A friend of mine pointed out that I did not have any reference values; it was impossible to tell what was a "normal" day. So I started measuring again.
Similar to December 31st 2019, there was fog. The fog was thicker though, and below or around 0 °C, the freezing point of water. The weather seems to be relatively similar to December 31st. The fog got gradually thinner. The NO2 levels were also high: above 40 μg/m3. The rest of the week: there was a significant high-pressure area; barometer levels were at rare levels for the Netherlands. There was barely any wind. It was either cloudy or foggy, and a high humidity. Particulate matter concentration could not blow away. The PM levels seemed high. I checked with other stations, and many of them have also higher concentrations, although patterns differ. I do not know where these local "bubbles"(such as at 23rd) come from. Also worth noting is that some of these bubbles have a significant discrepancy between PM10 and PM2.5 levels(such as at 24th at 4:00). This is not what was seen on the December 31st. Perhaps traffic? Worth noting I am in an area with a high livestock density; pigs in particular.
From Sunday on a low-pressure area was creeping up and the levels began to drop. That was when I decided the current setup was not longer adequate to protect if from wind and rain, so I changed the setup and put it in a 80mm PVC pipe that was lying around.

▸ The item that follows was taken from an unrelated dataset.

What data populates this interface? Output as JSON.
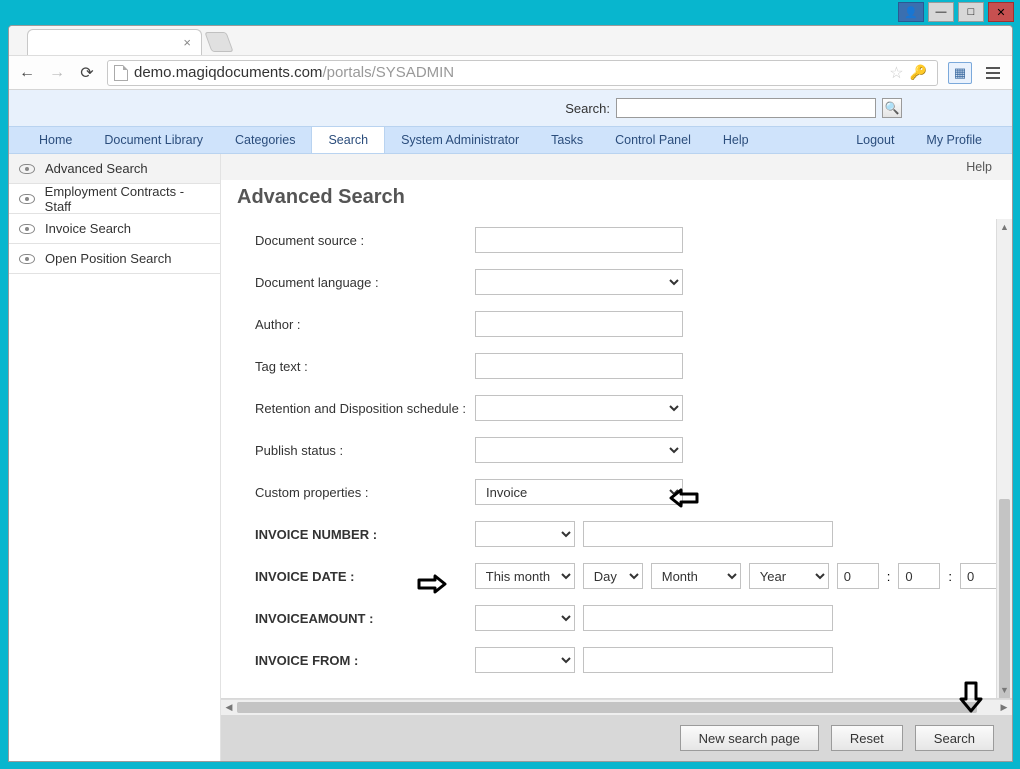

Measuring a "normal" day proved to be more difficult than I thought. Ideally I'd measure a whole year and take the average. For now I have found a map online, these are the average values for entire 2017. The majority of places does not exceed 20 μg/m3. My sensor is in the south-east. On the map of PM2.5 you can see that PM2.5 levels do exceed WHO guideline values however, which is a shame, even though it's not by much. Of course, since the sensor is (on the edge of) a village, concentrations can be higher(people like to burn things sometimes). Using these concentrations, I conclude that on New Year's Eve and the measurements on 22-25 January were abnormally high.
Monday night wind started to blow. The high-pressure area was finally going away. And with it, particulate matter levels dropped to very low levels. I am not sure if true values are this low as shown here, but other stations show also very low concentrations, varying somewhat but all of them < 10 μg/m3 PM10 levels. I am not sure why there was a major data outage in the early hours of Monday. On Tuesday I started to become doubtful of the values the sensor reported, so I moved a pipe corner from vertical to horizontal so that more air was able to pass through. Other stations still reported very low numbers however, so it might not be too far off. Tuesday morning the setup was blown off of the stairs by the wind and fell on the ground. I tried to see if the setup still worked, however, the micro SD card seems bent and you seriously burn your fingers on it when you plug the pi in. Unfortunately I have no backup of the software, which means I will have to rewrite it.
Anyways, here is the data. Every data point you see on the graph is an average of the past 4 data points measured, capped to 4 decimal places after decimal separator. This is because otherwise the graph would be too laggy, plus it saves some bandwidth.
|WHO guideline max values|
|Annual mean||20 μg/m3||10 μg/m3|
|24-hour mean||50 μg/m3||25 μg/m3|